Winters became the first true freshman to start for the Flashes since 2007, as he moved into the starting lineup at right offensive tackle…Joined center Chris Anzevino in being the only Golden Flash offensive linemen to remain at their respective positions (injuries forced KSU to use six different offensive line first units in their first ten games)…Despite all of the changes going on along the front wall almost weekly, Winters was a model of consistency, leading the team with 98 knockdowns and an 84.25% grade for blocking consistency…He graded 90% or better in each of the Miami (Oh.) and Bowling Green clashes, producing nine touchdown-resulting blocks for a unit that ranked 96th in the nation in total offense (327.67 ypg) and 98th in rushing (114.58 ypg)…The freshman also recorded a tackle when he brought down an Akron defender who had intercepted a Kent State pass attempt.



2011 Season…Left the Kansas State game (9/17) when he dislocated his left shoulder. He would later miss 2012 spring drills while recovering from off-season surgery to repair the shoulder problem. That injury first occurred during his sophomore wrestling days in high school (at the state finals).
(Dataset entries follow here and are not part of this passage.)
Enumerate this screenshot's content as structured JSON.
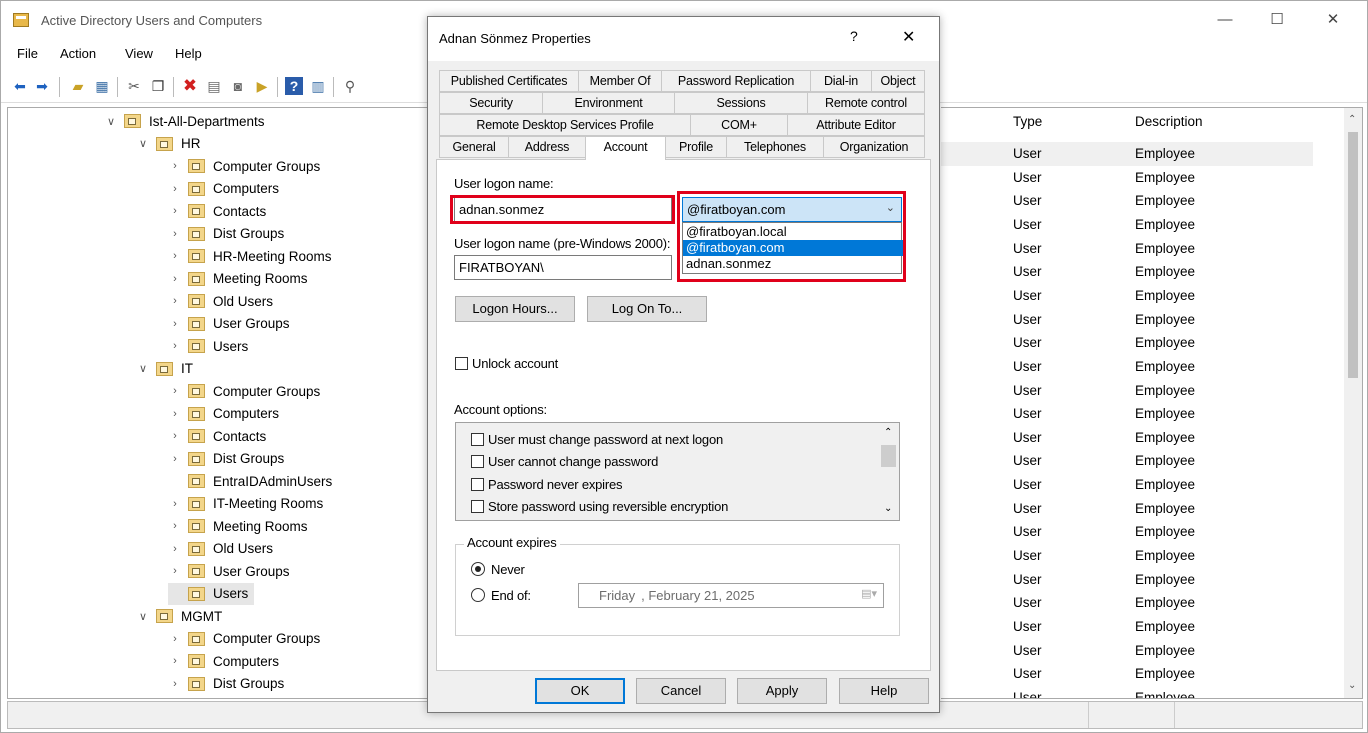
{
  "window": {
    "title": "Active Directory Users and Computers",
    "controls": {
      "minimize": "—",
      "maximize": "☐",
      "close": "✕"
    }
  },
  "menu": [
    "File",
    "Action",
    "View",
    "Help"
  ],
  "tree": {
    "items": [
      {
        "label": "Ist-All-Departments",
        "chev": "v"
      },
      {
        "label": "HR",
        "chev": "v"
      },
      {
        "label": "Computer Groups",
        "chev": ">"
      },
      {
        "label": "Computers",
        "chev": ">"
      },
      {
        "label": "Contacts",
        "chev": ">"
      },
      {
        "label": "Dist Groups",
        "chev": ">"
      },
      {
        "label": "HR-Meeting Rooms",
        "chev": ">"
      },
      {
        "label": "Meeting Rooms",
        "chev": ">"
      },
      {
        "label": "Old Users",
        "chev": ">"
      },
      {
        "label": "User Groups",
        "chev": ">"
      },
      {
        "label": "Users",
        "chev": ">"
      },
      {
        "label": "IT",
        "chev": "v"
      },
      {
        "label": "Computer Groups",
        "chev": ">"
      },
      {
        "label": "Computers",
        "chev": ">"
      },
      {
        "label": "Contacts",
        "chev": ">"
      },
      {
        "label": "Dist Groups",
        "chev": ">"
      },
      {
        "label": "EntraIDAdminUsers",
        "chev": ""
      },
      {
        "label": "IT-Meeting Rooms",
        "chev": ">"
      },
      {
        "label": "Meeting Rooms",
        "chev": ">"
      },
      {
        "label": "Old Users",
        "chev": ">"
      },
      {
        "label": "User Groups",
        "chev": ">"
      },
      {
        "label": "Users",
        "chev": ""
      },
      {
        "label": "MGMT",
        "chev": "v"
      },
      {
        "label": "Computer Groups",
        "chev": ">"
      },
      {
        "label": "Computers",
        "chev": ">"
      },
      {
        "label": "Dist Groups",
        "chev": ">"
      }
    ]
  },
  "list": {
    "columns": [
      "Type",
      "Description"
    ],
    "rows": [
      [
        "User",
        "Employee"
      ],
      [
        "User",
        "Employee"
      ],
      [
        "User",
        "Employee"
      ],
      [
        "User",
        "Employee"
      ],
      [
        "User",
        "Employee"
      ],
      [
        "User",
        "Employee"
      ],
      [
        "User",
        "Employee"
      ],
      [
        "User",
        "Employee"
      ],
      [
        "User",
        "Employee"
      ],
      [
        "User",
        "Employee"
      ],
      [
        "User",
        "Employee"
      ],
      [
        "User",
        "Employee"
      ],
      [
        "User",
        "Employee"
      ],
      [
        "User",
        "Employee"
      ],
      [
        "User",
        "Employee"
      ],
      [
        "User",
        "Employee"
      ],
      [
        "User",
        "Employee"
      ],
      [
        "User",
        "Employee"
      ],
      [
        "User",
        "Employee"
      ],
      [
        "User",
        "Employee"
      ],
      [
        "User",
        "Employee"
      ],
      [
        "User",
        "Employee"
      ],
      [
        "User",
        "Employee"
      ],
      [
        "User",
        "Employee"
      ]
    ],
    "partial_row": [
      "User",
      "Employee"
    ]
  },
  "dialog": {
    "title": "Adnan Sönmez Properties",
    "help": "?",
    "close": "✕",
    "tabs_row1": [
      "Published Certificates",
      "Member Of",
      "Password Replication",
      "Dial-in",
      "Object"
    ],
    "tabs_row2": [
      "Security",
      "Environment",
      "Sessions",
      "Remote control"
    ],
    "tabs_row3": [
      "Remote Desktop Services Profile",
      "COM+",
      "Attribute Editor"
    ],
    "tabs_row4": [
      "General",
      "Address",
      "Account",
      "Profile",
      "Telephones",
      "Organization"
    ],
    "logon_label": "User logon name:",
    "logon_value": "adnan.sonmez",
    "domain_selected": "@firatboyan.com",
    "domain_options": [
      "@firatboyan.local",
      "@firatboyan.com",
      "adnan.sonmez"
    ],
    "pre2000_label": "User logon name (pre-Windows 2000):",
    "pre2000_value": "FIRATBOYAN\\",
    "logon_hours": "Logon Hours...",
    "log_on_to": "Log On To...",
    "unlock": "Unlock account",
    "options_label": "Account options:",
    "options": [
      "User must change password at next logon",
      "User cannot change password",
      "Password never expires",
      "Store password using reversible encryption"
    ],
    "expires_label": "Account expires",
    "never": "Never",
    "end_of": "End of:",
    "date_day": "Friday",
    "date_rest": ", February  21, 2025",
    "ok": "OK",
    "cancel": "Cancel",
    "apply": "Apply",
    "help_btn": "Help"
  }
}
2012 Post-Season…Winters suffered a pectoral injury after lifting 225 pounds nine times in the bench press drill during the 2013 NFL Scouting Combine and could not participate in any of the other agility tests.



5.17 in the 40-yard dash…1.79 10-yard dash…2.99 20-yard dash…4.59 20-yard shuttle…

7.58 three-cone drill…28-inch vertical jump…8’6” broad jump…Bench pressed 225 pounds 34 times…580-pound squat…32–inch arm length…9 ½-inch hands…78 1/8-inch wingspan.



Winters attended Hudson (Oh.) High School, playing on both the offensive and defensive lines for Explorers head coach Tom Narducci…Earned All-Ohio, All-State and All-North-east Ohio Conference honors during his senior season…As a 240-pound two-way lineman, he helped his team win their final three games to finish with a 6-4 record during his junior campaign, receiving All-Northeast Ohio accolades…Returned to the gridiron as a 310-pound senior in 2008, garnering national attention from both and (received a two-star prospect rating) while manning the right offensive tackle position…In addition to earning three letters in football, Winters competed in wrestling three times, receiving All-North Ohio Conference honors in that sport during his freshman and sophomore seasons…Upon the conclusion of his senior year, Winters started at right offensive tackle while garnering second-team all-tournament honors as a part of the gold medal-winning United States Under-19 National Team team at the inaugural IFAF Junior World Championship.



Winters is a Criminal Justice major, with a minor in Business…Son of Stefani and Bill Winters…Born 7/10/91…Resides in Hudson, Ohio.

Data provided by Dave-Te Thomas, Publisher of the NFL Draft Reports for & Tony Softli Draft Board; Distributed by Scouting Services, Inc. © Copyright 2012/13 – All Rights Reserved; Any commercial use or distribution without the express written consent of Scouting Services Inc. is strictly prohibited.